- Google Chrome shows ‘Not Secure' sign in eye-catching red color in the address bar. Other browsers also show some type of security warning to users on HTTP websites.
- Building customers’ trust is as essential as Oxygen for any business’s survival-Of course you know that!. When users see such a security warning when they visit a website, they feel suspicious about your website. They feel reluctant to share any sensitive details on your website. The bounce rate also increases, which will ultimately affect your online business and revenue.
- Since 2014, Google has announced that if all factors are equal, it gives better rank to HTTPS website compared to HTTP. So not installing an SSL will eventually affect your SEO.

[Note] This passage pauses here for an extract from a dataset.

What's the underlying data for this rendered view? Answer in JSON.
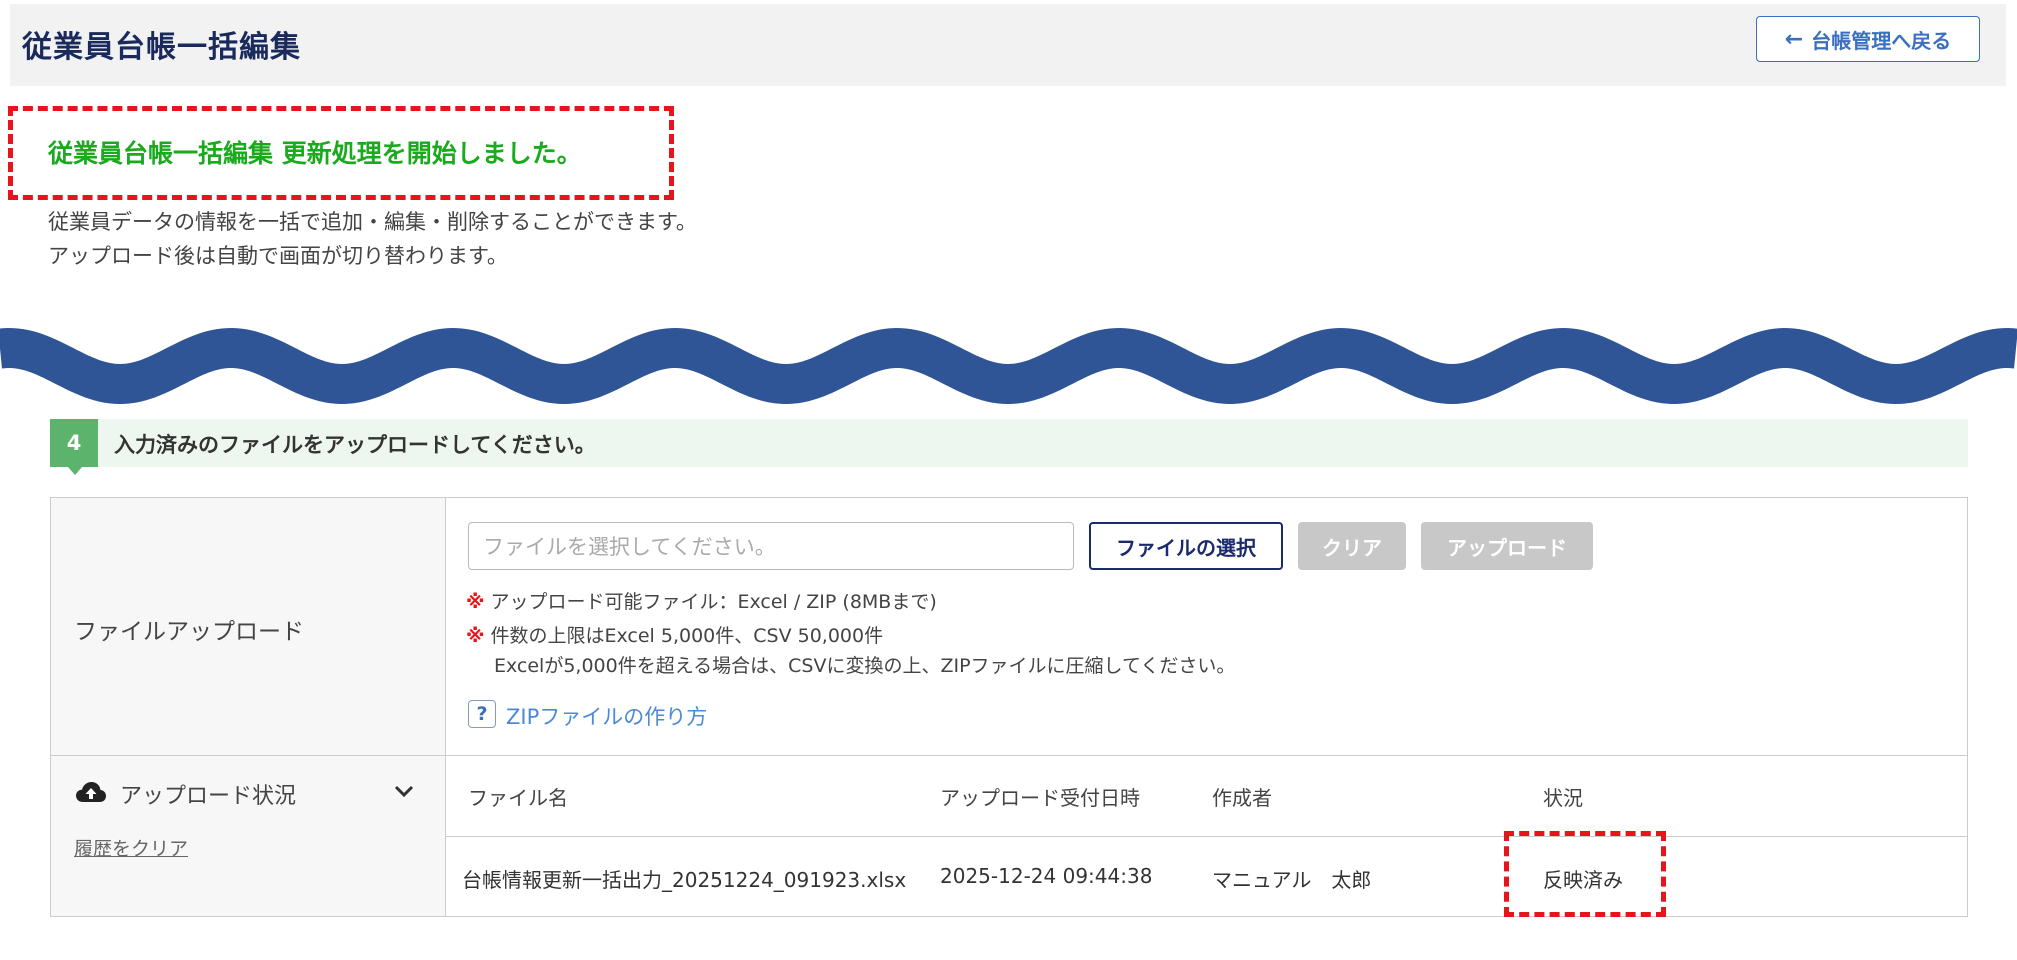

Key benefits of an SSL certificate
- Only an SSL certificate can remove those pesky ‘Not Secure’ warnings and display the padlock sign and enable HTTPS in the address bar.
- An SSL certificate shows that you are sincerely concerned about your clients' data security. Your website visitors will consider your business authentic and can trust your website.
- An SSL certificate will boost your SEO efforts with better search engine rankings.
- All paid SSL certificates come with a warranty. In the case of encryption failure, the CA is responsible for paying the damages (up to the warranty amount) to the hacking victim. Encryption failure is rare but not unheard of. Hackers are continually upgrading themselves and are coming with totally new hacking techniques! Even reputable and well-protected websites are getting hacked.
When such incidences happen, the lawsuits involve a large amount of damages which can severely hurt any business's financial health. It would be much more sensible to buy an SSL with a generous warranty. It will work like insurance if something goes wrong in the future.
- You can secure online banking, credit card transactions, system logins, passwords, and any sensitive information exchanged online.
- An SSL can also secure webmail, Outlook Web Access, Exchange, Office Communications Server, workflow and virtualization applications, delivery platforms, cloud-based computing platforms and hosting control panel logins.
How to get an SSL certificate?
After purchasing hosting and domain name, the website owner needs to get an SSL certificate. Some hosting providers provide a free basic SSL. Or you can buy an SSL certificate directly from the certificate authorities. Popular certificate authorities are Sectigo (previously Comodo CA), Symantec, RapidSSL, Digicert, GoDaddy, etc. You can also get the same SSL certificates from authentic vendors such as SectigoStore.com, CheapSSLsecurity, 101domain, TheSSLstore, ssltrust.com.au, etc. Vendors buy certificates in bulk at a discounted price and provide it at much lower rates. So, do your market research before purchasing an SSL certificate. There are some non-profits like Let’s Encrypt that offer free SSL. Of course, these certificates are basic (DV) - for more upgraded SSL (OV and EV) you still need to go for paid SSL. Note that free SSL providers don't provide customer support and warranty too. But if you are good with technology, don't need technical support while CSR generation and installation process and have just an informative website, you can surely go with free SSL.
Medha M is working as a Content Marketing Specialist for SectigoStore.com She is a Tech Enthusiast and writes about Technology, Cryptography, Cyber Security, Data Protection, WordPress and SEO. She had held Management Consultant role in range of organizations.View Medha Mehta`s profile for more